(Items from an interface collection)
※ ※ ※

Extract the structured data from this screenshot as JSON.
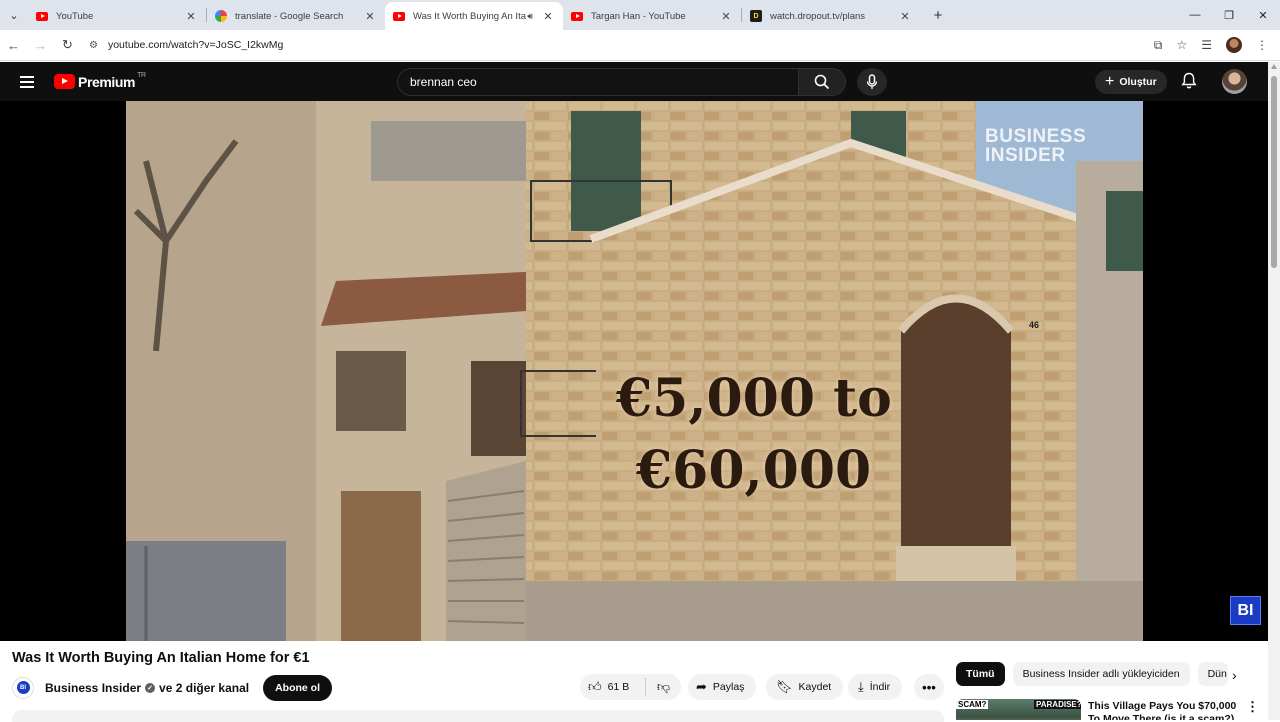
{
  "browser": {
    "tabs": [
      {
        "title": "YouTube",
        "favicon": "youtube-icon",
        "active": false
      },
      {
        "title": "translate - Google Search",
        "favicon": "google-icon",
        "active": false
      },
      {
        "title": "Was It Worth Buying An Ita",
        "favicon": "youtube-icon",
        "active": true,
        "audio": true
      },
      {
        "title": "Targan Han - YouTube",
        "favicon": "youtube-icon",
        "active": false
      },
      {
        "title": "watch.dropout.tv/plans",
        "favicon": "dropout-icon",
        "active": false
      }
    ],
    "url": "youtube.com/watch?v=JoSC_I2kwMg"
  },
  "youtube": {
    "logo_text": "Premium",
    "region": "TR",
    "search_value": "brennan ceo",
    "create_label": "Oluştur"
  },
  "video": {
    "overlay_line1": "€5,000 to",
    "overlay_line2": "€60,000",
    "watermark_line1": "BUSINESS",
    "watermark_line2": "INSIDER",
    "badge": "BI",
    "door_number": "46",
    "title": "Was It Worth Buying An Italian Home for €1"
  },
  "channel": {
    "avatar_text": "BI",
    "name": "Business Insider",
    "others": "ve 2 diğer kanal",
    "subscribe_label": "Abone ol"
  },
  "actions": {
    "likes": "61 B",
    "share": "Paylaş",
    "save": "Kaydet",
    "download": "İndir"
  },
  "chips": [
    "Tümü",
    "Business Insider adlı yükleyiciden",
    "Dün"
  ],
  "recommendation": {
    "thumb_label_1": "SCAM?",
    "thumb_label_2": "PARADISE?",
    "title": "This Village Pays You $70,000 To Move There (is it a scam?)"
  },
  "colors": {
    "brand_red": "#ff0000",
    "bi_blue": "#1a3cc4",
    "header_bg": "#0f0f0f"
  }
}
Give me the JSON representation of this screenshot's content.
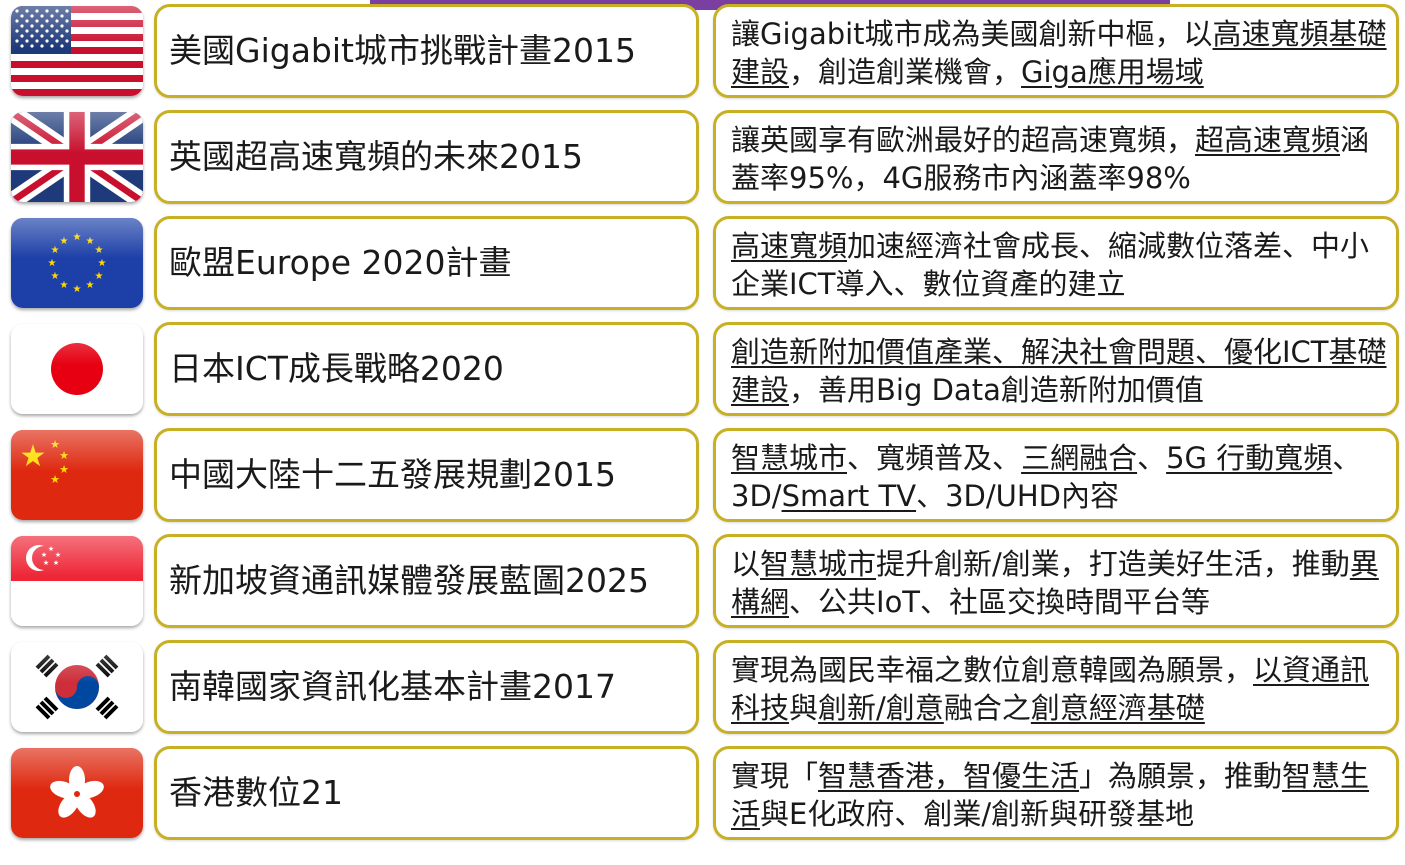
{
  "rows": [
    {
      "flag": "flag-usa",
      "name": "美國Gigabit城市挑戰計畫2015",
      "desc": [
        {
          "t": "讓Gigabit城市成為美國創新中樞，以",
          "u": false
        },
        {
          "t": "高速寬頻基礎建設",
          "u": true
        },
        {
          "t": "，創造創業機會，",
          "u": false
        },
        {
          "t": "Giga應用場域",
          "u": true
        }
      ]
    },
    {
      "flag": "flag-uk",
      "name": "英國超高速寬頻的未來2015",
      "desc": [
        {
          "t": "讓英國享有歐洲最好的超高速寬頻，",
          "u": false
        },
        {
          "t": "超高速寬頻",
          "u": true
        },
        {
          "t": "涵蓋率95%，4G服務市內涵蓋率98%",
          "u": false
        }
      ]
    },
    {
      "flag": "flag-eu",
      "name": "歐盟Europe 2020計畫",
      "desc": [
        {
          "t": "高速寬頻",
          "u": true
        },
        {
          "t": "加速經濟社會成長、縮減數位落差、中小企業ICT導入、數位資產的建立",
          "u": false
        }
      ]
    },
    {
      "flag": "flag-japan",
      "name": "日本ICT成長戰略2020",
      "desc": [
        {
          "t": "創造新附加價值產業、解決社會問題、優化ICT基礎建設",
          "u": true
        },
        {
          "t": "，善用Big Data創造新附加價值",
          "u": false
        }
      ]
    },
    {
      "flag": "flag-china",
      "name": "中國大陸十二五發展規劃2015",
      "desc": [
        {
          "t": "智慧城市",
          "u": true
        },
        {
          "t": "、",
          "u": false
        },
        {
          "t": "寬頻普及",
          "u": false
        },
        {
          "t": "、",
          "u": false
        },
        {
          "t": "三網融合",
          "u": true
        },
        {
          "t": "、",
          "u": false
        },
        {
          "t": "5G 行動寬頻",
          "u": true
        },
        {
          "t": "、3D/",
          "u": false
        },
        {
          "t": "Smart TV",
          "u": true
        },
        {
          "t": "、3D/UHD內容",
          "u": false
        }
      ]
    },
    {
      "flag": "flag-singapore",
      "name": "新加坡資通訊媒體發展藍圖2025",
      "desc": [
        {
          "t": "以",
          "u": false
        },
        {
          "t": "智慧城市",
          "u": true
        },
        {
          "t": "提升創新/創業，打造美好生活，推動",
          "u": false
        },
        {
          "t": "異構網",
          "u": true
        },
        {
          "t": "、公共IoT、社區交換時間平台等",
          "u": false
        }
      ]
    },
    {
      "flag": "flag-korea",
      "name": "南韓國家資訊化基本計畫2017",
      "desc": [
        {
          "t": "實現為國民幸福之數位創意韓國為願景，",
          "u": false
        },
        {
          "t": "以資通訊科技",
          "u": true
        },
        {
          "t": "與",
          "u": false
        },
        {
          "t": "創新/創意",
          "u": true
        },
        {
          "t": "融合之",
          "u": false
        },
        {
          "t": "創意經濟基礎",
          "u": true
        }
      ]
    },
    {
      "flag": "flag-hongkong",
      "name": "香港數位21",
      "desc": [
        {
          "t": "實現「",
          "u": false
        },
        {
          "t": "智慧香港，智優生活",
          "u": true
        },
        {
          "t": "」為願景，推動",
          "u": false
        },
        {
          "t": "智慧生活",
          "u": true
        },
        {
          "t": "與E化政府、創業/創新與研發基地",
          "u": false
        }
      ]
    }
  ]
}
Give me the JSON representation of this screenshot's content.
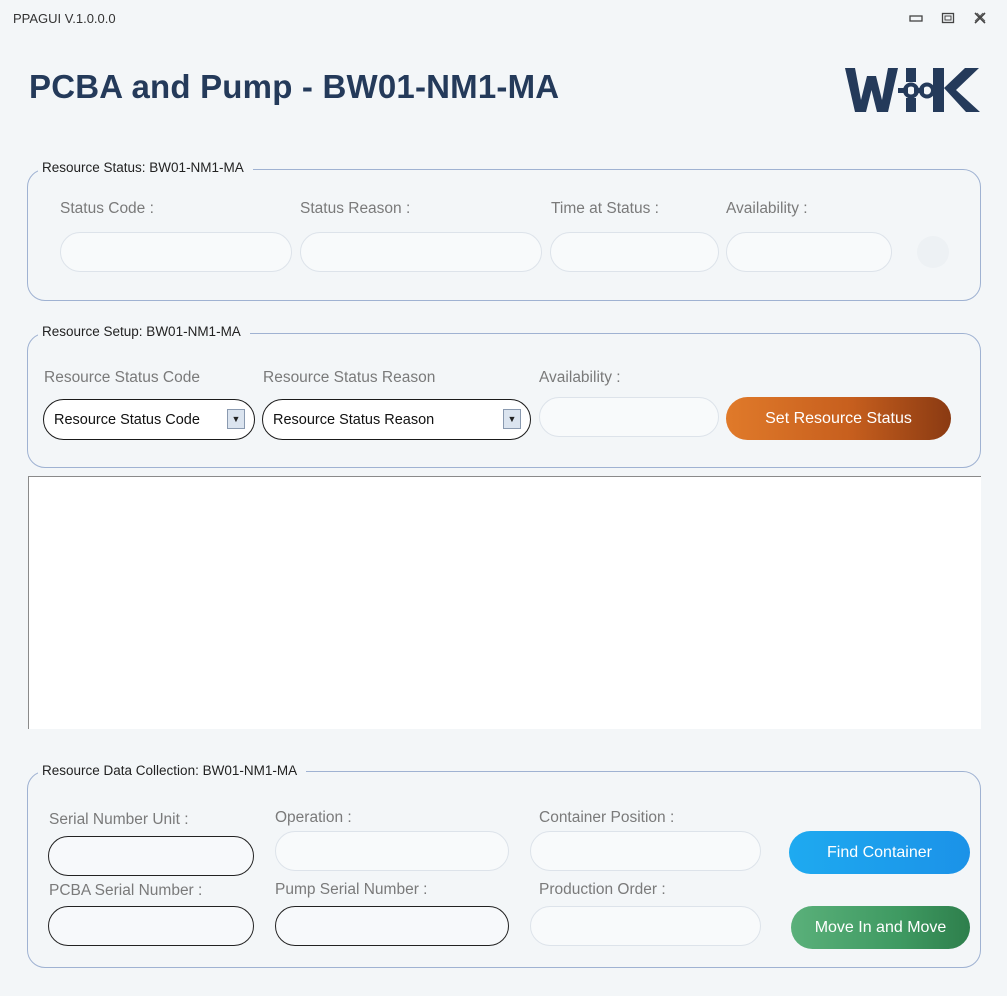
{
  "window": {
    "title": "PPAGUI V.1.0.0.0",
    "minimize_icon": "minimize-icon",
    "maximize_icon": "maximize-icon",
    "close_icon": "close-icon"
  },
  "header": {
    "title": "PCBA and Pump - BW01-NM1-MA",
    "logo_text": "WIK",
    "logo_color": "#243a5a"
  },
  "resource_status": {
    "legend": "Resource Status: BW01-NM1-MA",
    "status_code_label": "Status Code :",
    "status_code_value": "",
    "status_reason_label": "Status Reason :",
    "status_reason_value": "",
    "time_at_status_label": "Time at Status :",
    "time_at_status_value": "",
    "availability_label": "Availability :",
    "availability_value": ""
  },
  "resource_setup": {
    "legend": "Resource Setup: BW01-NM1-MA",
    "status_code_label": "Resource Status Code",
    "status_code_selected": "Resource Status Code",
    "status_reason_label": "Resource Status Reason",
    "status_reason_selected": "Resource Status Reason",
    "availability_label": "Availability :",
    "availability_value": "",
    "set_button": "Set Resource Status",
    "set_button_color": "#c75f1e"
  },
  "log": {
    "text": ""
  },
  "data_collection": {
    "legend": "Resource Data Collection: BW01-NM1-MA",
    "serial_number_unit_label": "Serial Number Unit :",
    "serial_number_unit_value": "",
    "operation_label": "Operation :",
    "operation_value": "",
    "container_position_label": "Container Position :",
    "container_position_value": "",
    "pcba_serial_label": "PCBA Serial Number :",
    "pcba_serial_value": "",
    "pump_serial_label": "Pump Serial Number :",
    "pump_serial_value": "",
    "production_order_label": "Production Order :",
    "production_order_value": "",
    "find_button": "Find Container",
    "find_button_color": "#1b92e8",
    "move_button": "Move In and Move",
    "move_button_color": "#3f9a62"
  }
}
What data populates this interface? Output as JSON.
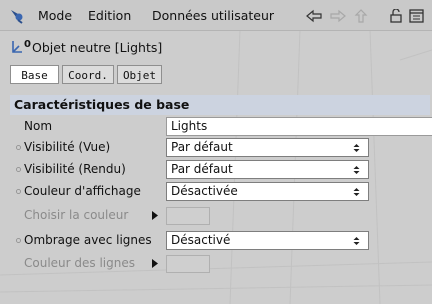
{
  "menubar": {
    "app_icon": "cinema-lamp-icon",
    "items": [
      "Mode",
      "Edition",
      "Données utilisateur"
    ],
    "icons": [
      "arrow-left-icon",
      "arrow-right-icon",
      "arrow-up-icon",
      "lock-icon",
      "panel-icon"
    ]
  },
  "object": {
    "icon": "null-object-icon",
    "title": "Objet neutre [Lights]"
  },
  "tabs": [
    {
      "label": "Base",
      "active": true
    },
    {
      "label": "Coord.",
      "active": false
    },
    {
      "label": "Objet",
      "active": false
    }
  ],
  "section": {
    "title": "Caractéristiques de base"
  },
  "properties": {
    "nom": {
      "label": "Nom",
      "value": "Lights"
    },
    "visibilite_vue": {
      "label": "Visibilité (Vue)",
      "value": "Par défaut"
    },
    "visibilite_rendu": {
      "label": "Visibilité (Rendu)",
      "value": "Par défaut"
    },
    "couleur_affichage": {
      "label": "Couleur d'affichage",
      "value": "Désactivée"
    },
    "choisir_couleur": {
      "label": "Choisir la couleur"
    },
    "ombrage_lignes": {
      "label": "Ombrage avec lignes",
      "value": "Désactivé"
    },
    "couleur_lignes": {
      "label": "Couleur des lignes"
    }
  },
  "colors": {
    "background": "#cdcdcd",
    "section_header": "#ccd3e0",
    "field": "#ffffff",
    "disabled_text": "#8a8a8a",
    "accent_icon": "#2b4f8c"
  }
}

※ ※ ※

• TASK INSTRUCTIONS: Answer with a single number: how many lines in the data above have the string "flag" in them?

• TASK OUTPUT: 8